Brent Staples has an interesting New York Times piece today that looks at one of the hidden strengths of the Japanese educational system—the fact that it actually takes the time to train and develop teachers:
[There is] growing interest in the Japanese teacher-development strategy in which teachers work cooperatively and intensively to improve their methods. This process, known as “lesson study,” allows teachers to revise and refine lessons that are then shared with others, sometimes through video and sometimes at conventions. In addition to helping novices, this system builds a publicly accessible body of knowledge about what works in the classroom.
The lesson-study groups focus on refining methods that improve student understanding. In doing so, the groups go step by step, laying out successful strategies for teaching specific lessons. This reflects the Japanese view that successful teaching is the product of intensive teacher development and self-scrutiny. In America, by contrast, novice teachers are often presumed competent on Day One. They have few opportunities in their careers to watch successful colleagues in action. We also tend to believe that educational change would happen overnight – if only we could find the right formula. This often leaves us prey to fads that put schools on the wrong track.

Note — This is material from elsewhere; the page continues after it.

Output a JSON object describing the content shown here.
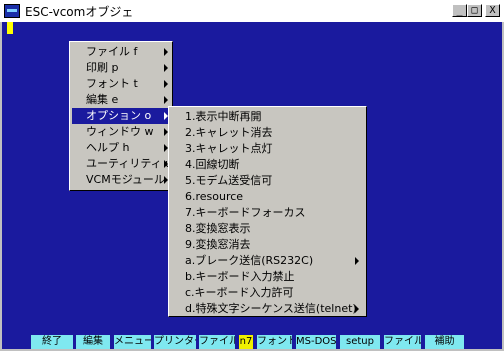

This seems so commonsensical that one wonders whether American schools really are so deficient in this regard. A Google search brings up an old Joanne Jacobs post with an excerpt from a subscriber-only Education Week piece that suggests, if I’m reading it right, that American teacher development too often focuses on “generic teaching techniques” rather than more valuable specifics—”what teachers must cover and [how] students think about that content.” It goes on: “[R]esearchers also have a hunch that it’s important for teachers to engage in learning sessions collectively—maybe with other teachers from the same department or grade—so that they can meet later to reflect on what they learned.” Okay, so this probably doesn’t go on.
This very short policy brief, meanwhile, points out some of the problems with the Japanese school system, including the oft-heard critique that Japanese schools turn their students into robots and stifles their creativity and individuality. Interestingly, in the 1990s, Japan’s Ministry of Education adopted a “loose education” system, which trimmed textbooks, reduced workloads, and gave kids Saturdays off from school. But the country’s test scores started slipping and pretty soon parents and teachers were rebelling, putting stricter standards back in place. Rote-intensive learning’s making a comeback. So there seem to be serious trade-offs here.